Aeviternity is the proper sphere of every created spirit, and therefore of the human soul. But the soul's special relation to the matter of the human body gives it a necessary and proper relation to continuous time (which is the body's duration) which other spirits are not troubled by. At death, this distracting relation to matter's time ceases to affect the soul, so that it can experience its proper aeviternity. But during this life, time presses upon the soul, if only by way of the heartbeats that never cease. The soul can become too much immersed in matter, in the limitations of time and space and change.

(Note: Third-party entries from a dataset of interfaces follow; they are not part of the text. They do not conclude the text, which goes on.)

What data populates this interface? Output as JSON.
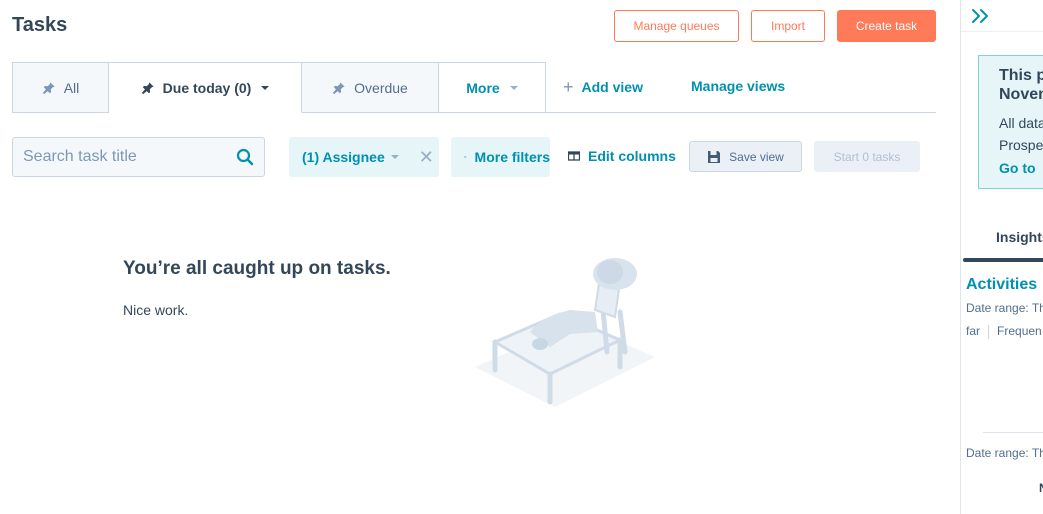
{
  "header": {
    "title": "Tasks",
    "buttons": {
      "manage_queues": "Manage queues",
      "import": "Import",
      "create_task": "Create task"
    }
  },
  "tabs": [
    {
      "label": "All",
      "icon": "pin-icon",
      "active": false
    },
    {
      "label": "Due today (0)",
      "icon": "pin-icon",
      "active": true,
      "has_dropdown": true
    },
    {
      "label": "Overdue",
      "icon": "pin-icon",
      "active": false
    },
    {
      "label": "More",
      "has_dropdown": true
    }
  ],
  "view_actions": {
    "add_view": "Add view",
    "manage_views": "Manage views"
  },
  "toolbar": {
    "search_placeholder": "Search task title",
    "search_value": "",
    "assignee_filter": "(1) Assignee",
    "more_filters": "More filters",
    "edit_columns": "Edit columns",
    "save_view": "Save view",
    "start_tasks": "Start 0 tasks"
  },
  "empty_state": {
    "title": "You’re all caught up on tasks.",
    "subtitle": "Nice work."
  },
  "sidebar": {
    "collapse_icon": "double-chevron-right-icon",
    "notice": {
      "title_line1": "This p",
      "title_line2": "Noven",
      "body_line1": "All data",
      "body_line2": "Prospe",
      "link": "Go to"
    },
    "tab_label": "Insights",
    "section_title": "Activities",
    "date_range_1": "Date range: Th",
    "filter_left": "far",
    "filter_right": "Frequen",
    "date_range_2": "Date range: Th",
    "bottom_text": "N"
  },
  "colors": {
    "accent_orange": "#ff7a59",
    "link_teal": "#0091ae",
    "text_dark": "#33475b",
    "border": "#cbd6e2",
    "filter_bg": "#e5f5f8"
  }
}
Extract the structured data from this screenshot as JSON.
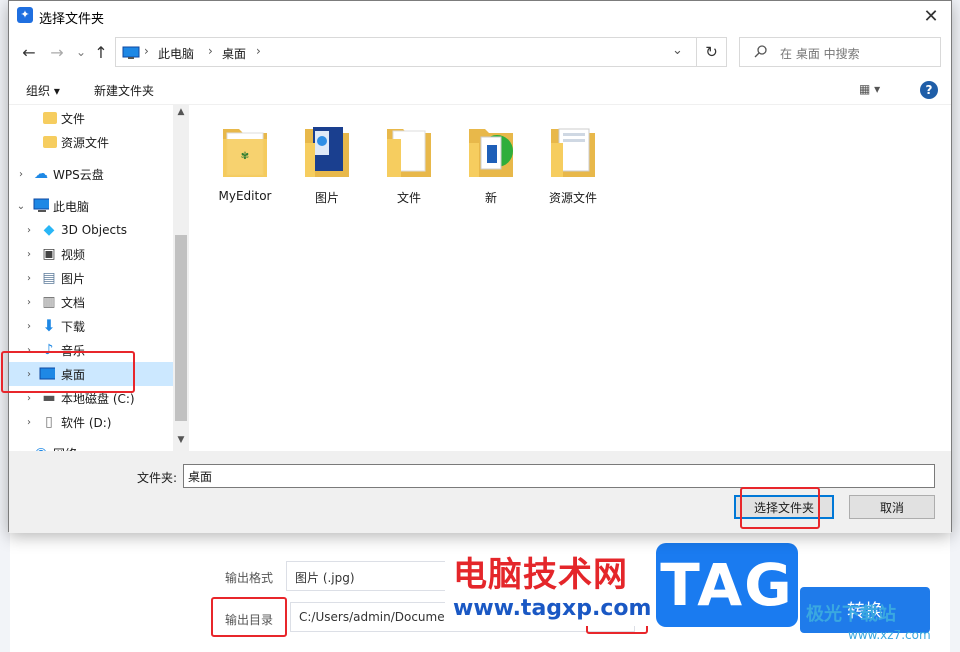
{
  "dialog": {
    "title": "选择文件夹",
    "close_glyph": "✕"
  },
  "nav": {
    "back_glyph": "←",
    "forward_glyph": "→",
    "recent_glyph": "⌄",
    "up_glyph": "↑",
    "breadcrumbs": [
      "此电脑",
      "桌面"
    ],
    "crumb_sep": "›",
    "dropdown_glyph": "⌄",
    "refresh_glyph": "↻",
    "search_placeholder": "在 桌面 中搜索"
  },
  "toolbar": {
    "organize": "组织 ▾",
    "new_folder": "新建文件夹",
    "view": "▦ ▾",
    "help": "?"
  },
  "tree": [
    {
      "label": "文件",
      "icon": "folder-icon",
      "level": 2,
      "arrow": ""
    },
    {
      "label": "资源文件",
      "icon": "folder-icon",
      "level": 2,
      "arrow": ""
    },
    {
      "label": "WPS云盘",
      "icon": "cloud-icon",
      "level": 1,
      "arrow": "›"
    },
    {
      "label": "此电脑",
      "icon": "computer-icon",
      "level": 1,
      "arrow": "⌄"
    },
    {
      "label": "3D Objects",
      "icon": "cube-icon",
      "level": 2,
      "arrow": "›"
    },
    {
      "label": "视频",
      "icon": "video-icon",
      "level": 2,
      "arrow": "›"
    },
    {
      "label": "图片",
      "icon": "picture-icon",
      "level": 2,
      "arrow": "›"
    },
    {
      "label": "文档",
      "icon": "document-icon",
      "level": 2,
      "arrow": "›"
    },
    {
      "label": "下载",
      "icon": "download-icon",
      "level": 2,
      "arrow": "›"
    },
    {
      "label": "音乐",
      "icon": "music-icon",
      "level": 2,
      "arrow": "›"
    },
    {
      "label": "桌面",
      "icon": "desktop-icon",
      "level": 2,
      "arrow": "›",
      "selected": true
    },
    {
      "label": "本地磁盘 (C:)",
      "icon": "drive-icon",
      "level": 2,
      "arrow": "›"
    },
    {
      "label": "软件 (D:)",
      "icon": "drive-icon",
      "level": 2,
      "arrow": "›"
    },
    {
      "label": "网络",
      "icon": "network-icon",
      "level": 1,
      "arrow": "›"
    }
  ],
  "files": [
    {
      "name": "MyEditor"
    },
    {
      "name": "图片"
    },
    {
      "name": "文件"
    },
    {
      "name": "新"
    },
    {
      "name": "资源文件"
    }
  ],
  "footer": {
    "folder_label": "文件夹:",
    "folder_value": "桌面",
    "select_button": "选择文件夹",
    "cancel_button": "取消"
  },
  "background": {
    "output_format_label": "输出格式",
    "output_format_value": "图片 (.jpg)",
    "output_dir_label": "输出目录",
    "output_dir_value": "C:/Users/admin/Documents/LightPDF",
    "convert_button": "转换"
  },
  "watermark": {
    "cn_text": "电脑技术网",
    "url_text": "www.tagxp.com",
    "tag_text": "TAG",
    "xz_text": "极光下载站",
    "xz_url": "www.xz7.com"
  },
  "colors": {
    "accent": "#0078d7",
    "selected_bg": "#cce8ff",
    "folder": "#f6cd5f",
    "highlight_red": "#e8262b"
  }
}
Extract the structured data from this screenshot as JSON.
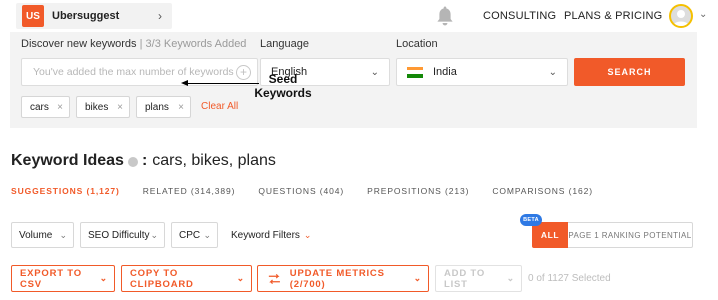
{
  "topbar": {
    "project_badge": "US",
    "project_name": "Ubersuggest",
    "project_chevron": "›",
    "consulting": "CONSULTING",
    "plans_pricing": "PLANS & PRICING",
    "avatar_chevron": "⌄"
  },
  "search": {
    "discover_label": "Discover new keywords",
    "keywords_added": "| 3/3 Keywords Added",
    "input_placeholder": "You've added the max number of keywords",
    "language_label": "Language",
    "language_value": "English",
    "location_label": "Location",
    "location_value": "India",
    "search_button": "SEARCH",
    "seed_keywords": [
      {
        "text": "cars",
        "remove": "×"
      },
      {
        "text": "bikes",
        "remove": "×"
      },
      {
        "text": "plans",
        "remove": "×"
      }
    ],
    "clear_all": "Clear All"
  },
  "annotation": {
    "text": "Seed Keywords"
  },
  "ideas": {
    "title": "Keyword Ideas",
    "colon": ":",
    "keywords": "cars, bikes, plans",
    "tabs": [
      {
        "label": "SUGGESTIONS (1,127)",
        "active": true
      },
      {
        "label": "RELATED (314,389)",
        "active": false
      },
      {
        "label": "QUESTIONS (404)",
        "active": false
      },
      {
        "label": "PREPOSITIONS (213)",
        "active": false
      },
      {
        "label": "COMPARISONS (162)",
        "active": false
      }
    ]
  },
  "filters": {
    "volume": "Volume",
    "seo_difficulty": "SEO Difficulty",
    "cpc": "CPC",
    "keyword_filters": "Keyword Filters",
    "beta": "BETA",
    "all": "ALL",
    "page1": "PAGE 1 RANKING POTENTIAL"
  },
  "actions": {
    "export_csv": "EXPORT TO CSV",
    "copy_clipboard": "COPY TO CLIPBOARD",
    "update_metrics": "UPDATE METRICS (2/700)",
    "add_to_list": "ADD TO LIST",
    "selected": "0 of 1127 Selected"
  },
  "colors": {
    "accent": "#f15a29",
    "panel_bg": "#f3f3f3",
    "beta_blue": "#2e79e4",
    "avatar_ring": "#f5c000"
  }
}
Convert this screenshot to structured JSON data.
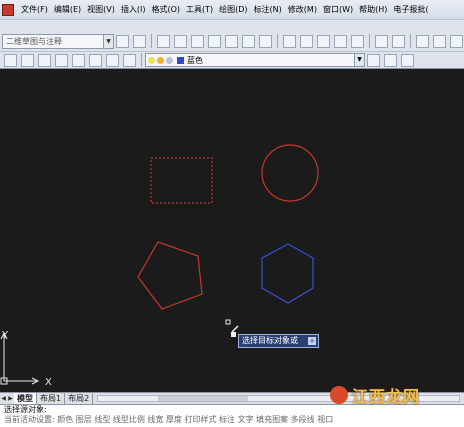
{
  "menubar": {
    "items": [
      "文件(F)",
      "编辑(E)",
      "视图(V)",
      "插入(I)",
      "格式(O)",
      "工具(T)",
      "绘图(D)",
      "标注(N)",
      "修改(M)",
      "窗口(W)",
      "帮助(H)",
      "电子报批("
    ]
  },
  "toolbar": {
    "workspace_value": "二维草图与注释"
  },
  "layer": {
    "current": "蓝色",
    "colors": {
      "on": "#f3e15a",
      "sun": "#f0b030",
      "swatch": "#3446c9"
    }
  },
  "canvas": {
    "background": "#1b1b1b",
    "shape_colors": {
      "red": "#c0392b",
      "blue": "#3a4ecf"
    },
    "ucs": {
      "x_label": "X",
      "y_label": "Y"
    }
  },
  "tooltip": {
    "text": "选择目标对象或",
    "button": "+"
  },
  "tabs": {
    "nav": [
      "◀",
      "▶"
    ],
    "items": [
      "模型",
      "布局1",
      "布局2"
    ],
    "active": "模型"
  },
  "command": {
    "line1": "选择源对象:",
    "line2": "当前活动设置: 颜色 图层 线型 线型比例 线宽 厚度 打印样式 标注 文字 填充图案 多段线 视口"
  },
  "watermark": {
    "text": "江西龙网"
  }
}
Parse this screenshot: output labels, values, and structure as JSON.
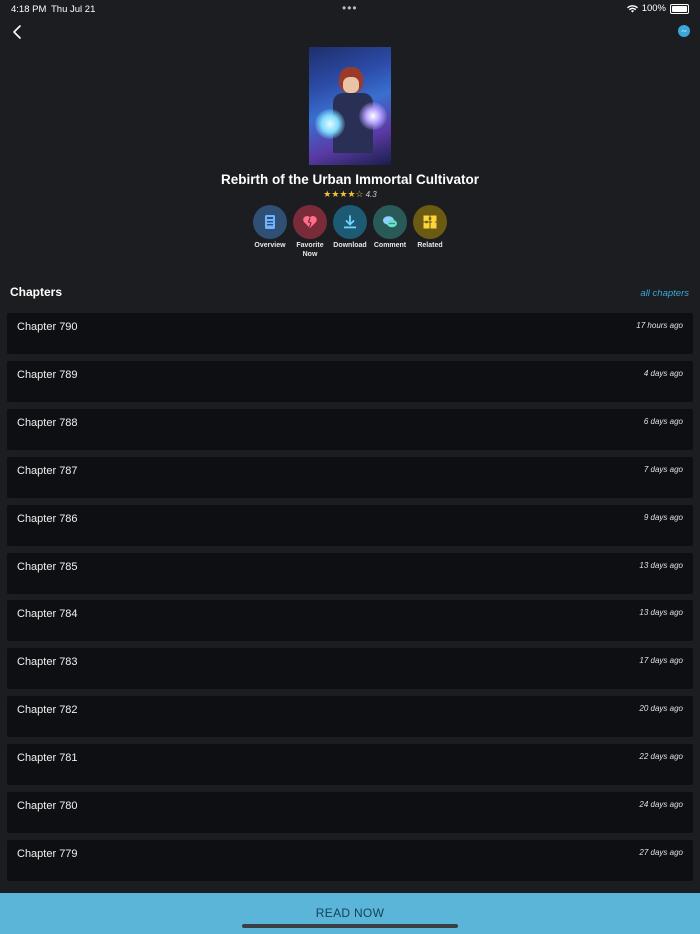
{
  "status_bar": {
    "time": "4:18 PM",
    "date": "Thu Jul 21",
    "battery": "100%"
  },
  "book": {
    "title": "Rebirth of the Urban Immortal Cultivator",
    "stars": "★★★★☆",
    "rating": "4.3"
  },
  "actions": [
    {
      "label": "Overview",
      "color": "#2f4f75",
      "icon": "overview-icon"
    },
    {
      "label": "Favorite Now",
      "color": "#7a2b3a",
      "icon": "heart-icon"
    },
    {
      "label": "Download",
      "color": "#1d5a73",
      "icon": "download-icon"
    },
    {
      "label": "Comment",
      "color": "#2a5a58",
      "icon": "comment-icon"
    },
    {
      "label": "Related",
      "color": "#6b5a12",
      "icon": "puzzle-icon"
    }
  ],
  "chapters_header": "Chapters",
  "all_chapters_link": "all chapters",
  "chapters": [
    {
      "name": "Chapter 790",
      "time": "17 hours ago"
    },
    {
      "name": "Chapter 789",
      "time": "4 days ago"
    },
    {
      "name": "Chapter 788",
      "time": "6 days ago"
    },
    {
      "name": "Chapter 787",
      "time": "7 days ago"
    },
    {
      "name": "Chapter 786",
      "time": "9 days ago"
    },
    {
      "name": "Chapter 785",
      "time": "13 days ago"
    },
    {
      "name": "Chapter 784",
      "time": "13 days ago"
    },
    {
      "name": "Chapter 783",
      "time": "17 days ago"
    },
    {
      "name": "Chapter 782",
      "time": "20 days ago"
    },
    {
      "name": "Chapter 781",
      "time": "22 days ago"
    },
    {
      "name": "Chapter 780",
      "time": "24 days ago"
    },
    {
      "name": "Chapter 779",
      "time": "27 days ago"
    }
  ],
  "read_now": "READ NOW"
}
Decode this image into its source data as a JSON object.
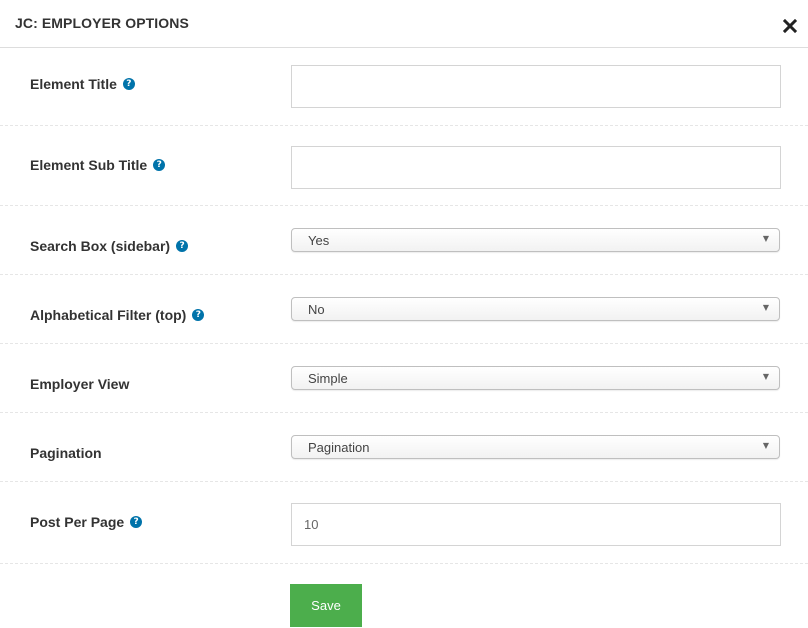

Love of change is a disease that the soul contracts from the body? one sure symptom of it is the inability to contemplate. During contemplation, time really does stand still for the soul, which is one reason why we should practice it: for it means practicing the soul in its own proper element.
So time is very much measured in terms of change of our bodies (aging) and material realities. But spiritual realities are different and so the notion of time with respect to spirits is different. Frank Sheed asks us to consider the angels:
But what of spirit? Because it knows change at all, even if only accidental change, it is not in eternity; but because the changes it knows are not continuous, it is not exactly in time, either. The spirit does indeed know a before and after. If God gives an angel a particular revelation, for instance, then something in the angelic mind is aware of his state when he did not have the revelation and his state when he has it. But there is nothing in the nature of spirit that requires these changes; they happen when they happen, they do not bring change into his nature itself; and in between, the spirit rests in the changeless possession of what he has. His NOW is more closely akin to the abiding now of eternity than to the flowing now of time. For his duration, too, there is a word—the word aevum or AEVETERNITY, the duration of that which in its essence or substance knows no change: though by its accidents it can know change, and to that extent is in time too, but a sort of discontinuous time, not the ever-flowing time of matter.
(NOTE: essence or substance is what something is by nature but accidents are something which come and go in a nature but do not change it. All human beings have the same human nature but differ in accidental qualities: height, shape, age etc.) Aeviternity is not easy to understand but it helps us comprehend what goes in the purification of the human person in the afterlife in answer to the question how long?
The people in purgatory are washed by the Blood shed for them by Christ on the Cross and made present for us in every Mass. Only God knows the exact moment the person is now ready to see Him. Think of baptism. At baptism we received a beautiful spotless robe but during life this robe became discolored and damaged. There is this beautiful description in the Book of Revelation chapter seven:
14 Then one of the elders asked me, "These in white robes—who are they, and where did they come from?"I answered, "Sir, you know."And he said, "These are they who have come out of the great tribulation; they have washed their robes and made them white in the blood of the Lamb.